§ Exercise directions:
Using the data below, return all lines in which "icon" appears.
[Data for this exercise]
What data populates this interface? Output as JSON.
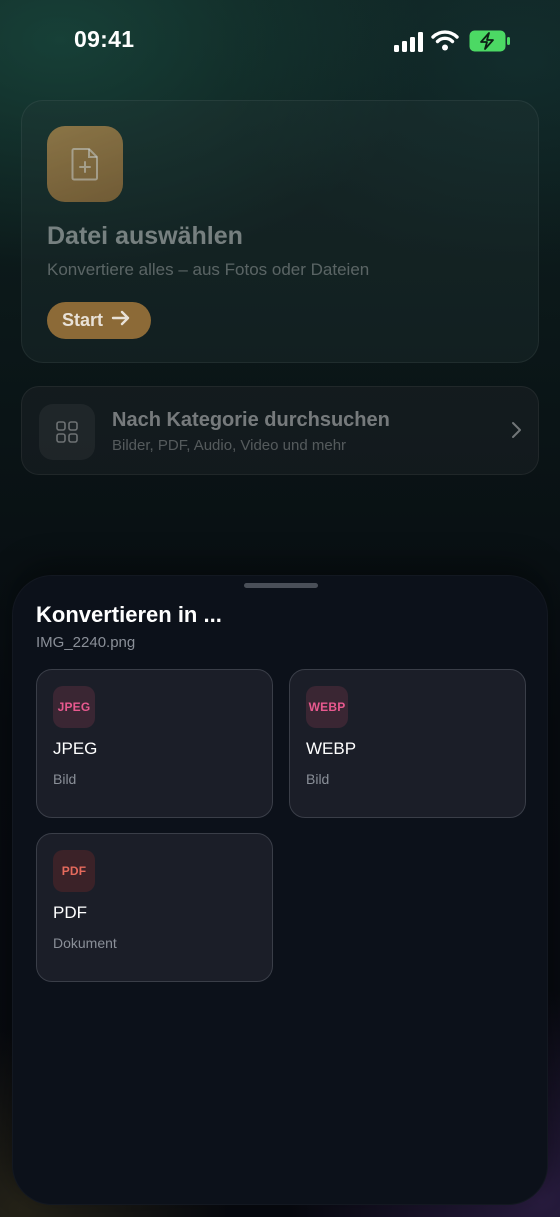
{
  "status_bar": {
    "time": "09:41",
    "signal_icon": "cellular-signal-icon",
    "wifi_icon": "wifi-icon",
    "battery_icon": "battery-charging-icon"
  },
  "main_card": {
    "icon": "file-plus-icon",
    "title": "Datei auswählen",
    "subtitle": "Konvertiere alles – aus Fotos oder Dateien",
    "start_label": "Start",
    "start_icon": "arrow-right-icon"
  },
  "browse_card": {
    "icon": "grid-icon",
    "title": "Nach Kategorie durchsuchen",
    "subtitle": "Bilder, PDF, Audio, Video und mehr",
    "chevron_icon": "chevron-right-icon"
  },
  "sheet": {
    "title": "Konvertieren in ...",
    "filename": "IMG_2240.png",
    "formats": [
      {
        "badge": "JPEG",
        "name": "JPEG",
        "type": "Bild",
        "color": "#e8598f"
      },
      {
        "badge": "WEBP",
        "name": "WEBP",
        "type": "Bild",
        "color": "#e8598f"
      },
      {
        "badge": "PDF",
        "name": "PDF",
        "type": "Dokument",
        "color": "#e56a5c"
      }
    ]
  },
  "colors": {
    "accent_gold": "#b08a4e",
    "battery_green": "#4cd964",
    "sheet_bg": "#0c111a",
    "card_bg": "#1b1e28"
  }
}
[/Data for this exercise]
§ Answer space:
    "signal_icon": "cellular-signal-icon",
    "wifi_icon": "wifi-icon",
    "battery_icon": "battery-charging-icon"
    "icon": "file-plus-icon",
    "start_icon": "arrow-right-icon"
    "icon": "grid-icon",
    "chevron_icon": "chevron-right-icon"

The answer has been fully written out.